BIRMINGHAM — In the baseball movie “Field of Dreams,” the character played by Kevin Costner hears a voice saying, “If you build it, he will come.”
If Birmingham Barons owner Don Logan and his sons heard such a voice, they aren’t saying. But they did build a field of dreams, right in the middle of downtown. Now the question is: Will they — the fans — come?
So far in the inaugural season of Regions Field, they have come, in great numbers. The naysayers who worried about issues such as security, especially after a teenager was killed at adjacent Railroad Park days before opening night, have so far been wrong.

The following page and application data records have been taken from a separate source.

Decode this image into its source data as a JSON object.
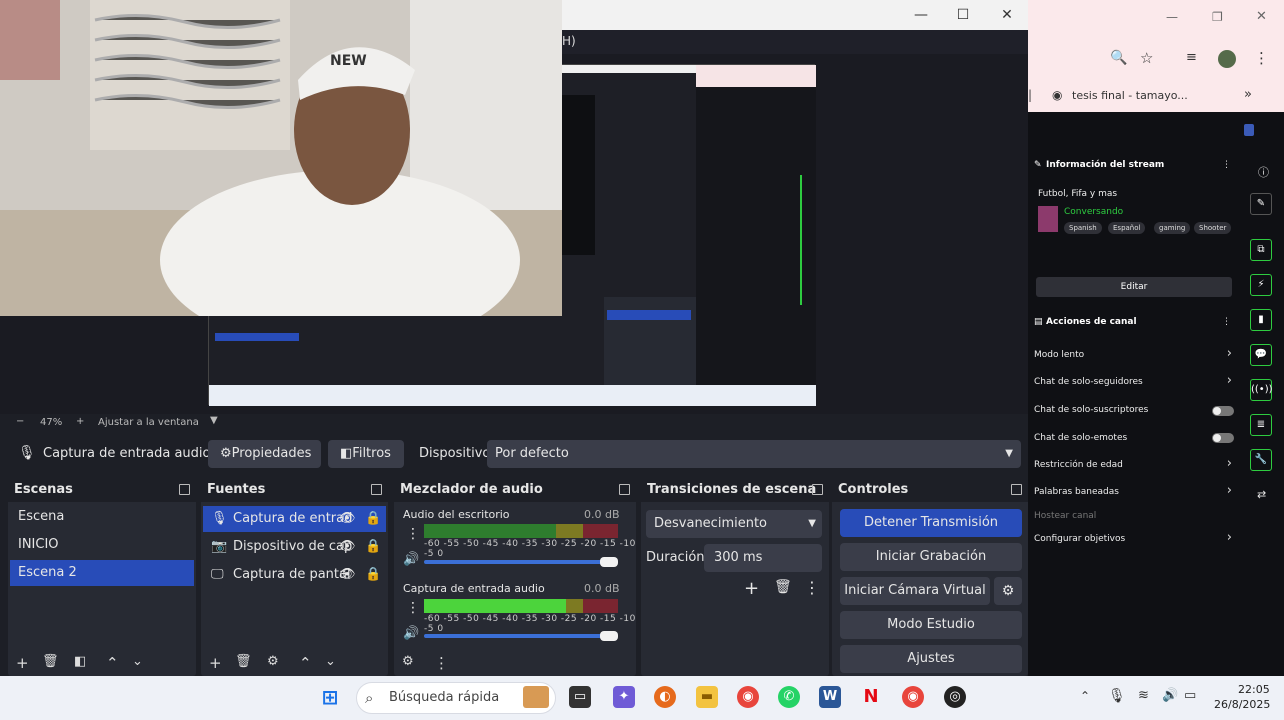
{
  "obs": {
    "title_fragment": "H)",
    "zoom": {
      "minus": "−",
      "percent": "47%",
      "plus": "+",
      "fit_label": "Ajustar a la ventana"
    },
    "source_bar": {
      "source_name": "Captura de entrada audio",
      "properties_label": "Propiedades",
      "filters_label": "Filtros",
      "device_label": "Dispositivo",
      "device_value": "Por defecto"
    },
    "scenes": {
      "title": "Escenas",
      "items": [
        "Escena",
        "INICIO",
        "Escena 2"
      ]
    },
    "sources": {
      "title": "Fuentes",
      "items": [
        "Captura de entrad",
        "Dispositivo de cap",
        "Captura de pantal"
      ]
    },
    "mixer": {
      "title": "Mezclador de audio",
      "channels": [
        {
          "name": "Audio del escritorio",
          "db": "0.0 dB",
          "level": 0
        },
        {
          "name": "Captura de entrada audio",
          "db": "0.0 dB",
          "level": 0.73
        }
      ],
      "ticks": "-60 -55 -50 -45 -40 -35 -30 -25 -20 -15 -10 -5  0"
    },
    "transitions": {
      "title": "Transiciones de escena",
      "type": "Desvanecimiento",
      "duration_label": "Duración",
      "duration_value": "300 ms"
    },
    "controls": {
      "title": "Controles",
      "stop_stream": "Detener Transmisión",
      "start_recording": "Iniciar Grabación",
      "virtual_cam": "Iniciar Cámara Virtual",
      "studio_mode": "Modo Estudio",
      "settings": "Ajustes"
    }
  },
  "chrome": {
    "bookmark": "tesis final - tamayo...",
    "stream_info_title": "Información del stream",
    "stream_title": "Futbol, Fifa y mas",
    "category": "Conversando",
    "tags": [
      "Spanish",
      "Español",
      "gaming",
      "Shooter"
    ],
    "edit_label": "Editar",
    "channel_actions_title": "Acciones de canal",
    "actions": [
      {
        "label": "Modo lento",
        "control": "chevron"
      },
      {
        "label": "Chat de solo-seguidores",
        "control": "chevron"
      },
      {
        "label": "Chat de solo-suscriptores",
        "control": "toggle"
      },
      {
        "label": "Chat de solo-emotes",
        "control": "toggle"
      },
      {
        "label": "Restricción de edad",
        "control": "chevron"
      },
      {
        "label": "Palabras baneadas",
        "control": "chevron"
      },
      {
        "label": "Hostear canal",
        "control": "none"
      },
      {
        "label": "Configurar objetivos",
        "control": "chevron"
      }
    ]
  },
  "taskbar": {
    "search_placeholder": "Búsqueda rápida",
    "time": "22:05",
    "date": "26/8/2025"
  },
  "colors": {
    "accent": "#284cb8",
    "twitch_green": "#2ecc40",
    "obs_bg": "#272a33"
  }
}
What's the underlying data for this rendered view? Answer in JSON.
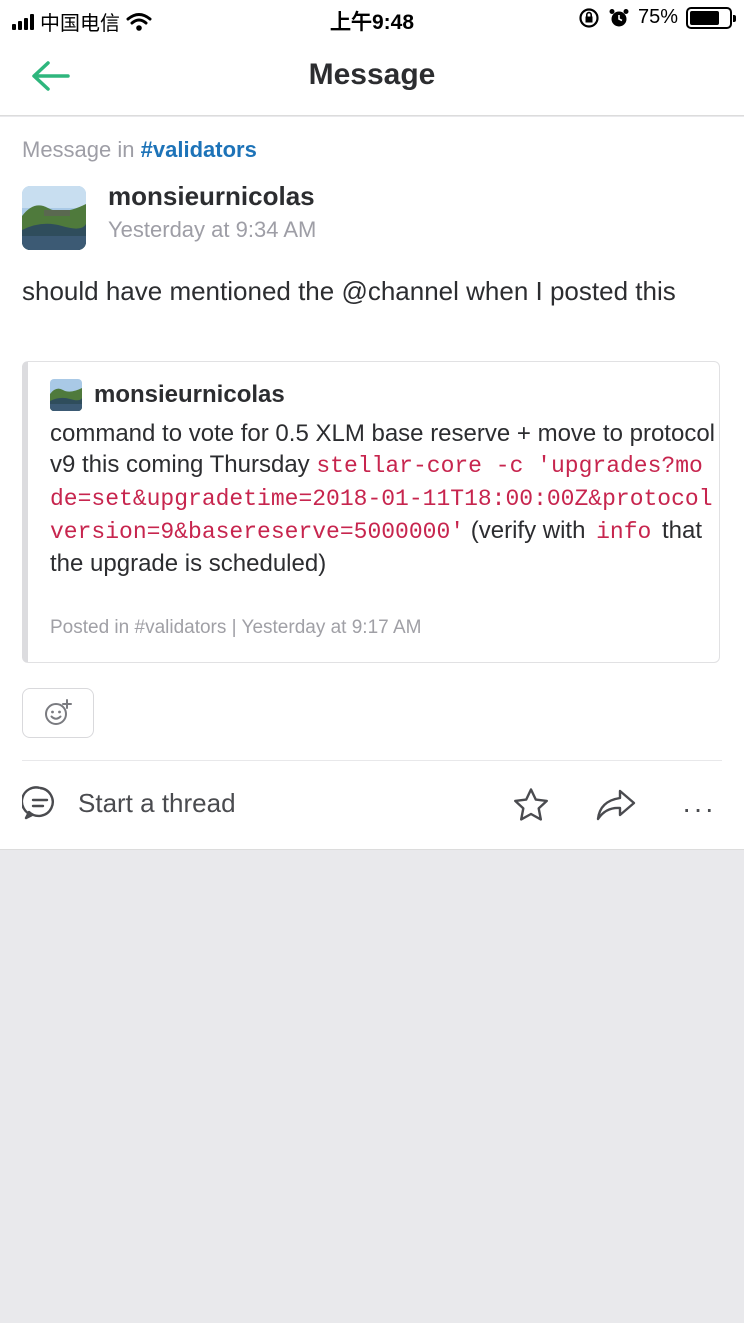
{
  "status_bar": {
    "carrier": "中国电信",
    "time": "上午9:48",
    "battery_percent": "75%",
    "battery_level": 0.75
  },
  "nav": {
    "title": "Message",
    "back_icon": "arrow-left-icon"
  },
  "message": {
    "context_prefix": "Message in",
    "channel": "#validators",
    "author": "monsieurnicolas",
    "timestamp": "Yesterday at 9:34 AM",
    "text": "should have mentioned the @channel when I posted this"
  },
  "quoted": {
    "author": "monsieurnicolas",
    "text_before": "command to vote for 0.5 XLM base reserve + move to protocol v9 this coming Thursday ",
    "code": "stellar-core -c 'upgrades?mode=set&upgradetime=2018-01-11T18:00:00Z&protocolversion=9&basereserve=5000000'",
    "text_mid": " (verify with ",
    "code2": "info",
    "text_after": " that the upgrade is scheduled)",
    "footer": "Posted in #validators | Yesterday at 9:17 AM"
  },
  "actions": {
    "thread_label": "Start a thread",
    "more_label": "···"
  },
  "colors": {
    "accent": "#2eb67d",
    "channel": "#1d73b8",
    "code": "#c7254e"
  }
}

After a quarter century in the suburbs at Hoover Metropolitan Stadium (known in recent years as Regions Park), and decades prior at historic-but-run down Rickwood Field, Logan moved his team into the shiny new facility on April 10, before a capacity crowd — the first sellout for the Barons since Michael Jordan tried his hand at baseball.
The race to get the new park finished in time was pretty much won, though the sound of jackhammers during pre-game festivities could still be heard as workers toiled to apply the finishing touches.
Since then, most of the remainder of the work has been completed, including a new ticket gate on Third Avenue South and a Dreamland Barbecue Shack and a center field bar that opened this week.
Though the Hoover Met was spacious yet bland, it was also tucked away safely in a suburb. Not so with Regions field, which is nestled in an area that still has its share of abandoned parking garages and other closed buildings, and which has a reputation for crime even after Railroad Park opened.
It’s a reputation that Barons general manager Jonathan Nelson knows the team has to overcome.
“We feel we’ve addressed a great parking plan, and we’ve connected with the Birmingham Police Department as well,” Nelson said. “We have a great security plan inside and outside the stadium. There are mounted police at all our lots... There’s plenty of parking opportunities down here, and we haven’t heard of anyone with reservations going to and from their cars.”
The security perception has been the biggest obstacle the Barons have faced, Nelson said. “Hopefully, that perception will erode as time goes on.”
The new ballpark is much closer to north Jefferson and south Blount counties, which means the Barons will be doing more to attract fans from there. In fact, the first paying customer on opening night was a woman from Gardendale.
“Being centrally located to the metro area is part of the more positive feedback we’ve gotten,” Nelson said. “Previously, folks from that area said they’d just come once or twice a year because it’s not convenient. We’ve joined the Chamber of Commerce there in Gardendale, and plan on being a bigger presence there."
Regions Field is smaller and more intimate than the park it replaces, but contains many more amenities. For instance, a walking concourse goes all the way around the ball field, with grassy berms past the outfield fence and down the left field line. Play areas for children are improved over those at Hoover with rubberized flooring, as opposed to the old tree bark nuggets.
A dining patio for groups can be found in the outfield.
Seating down the first base line wraps around to a small section just beyond the right field foul pole. It’s an arrangement that is reminiscent of Rickwood Field’s layout, but with a huge difference — that section at Rickwood was used for black fans in the days of segregation, an unthinkable prospect today.
“People have just been blown away by what we have here,” Nelson said. “But we are also continuously learning what we need to fine tune.”
With four homestands and 20 home games under their belt as of Monday, the reception of the new field has been enthusiastic. Attendance is way up compared to the last season at Hoover — 5,650 per game this year, as compared to just over 3,000 at this point in 2012.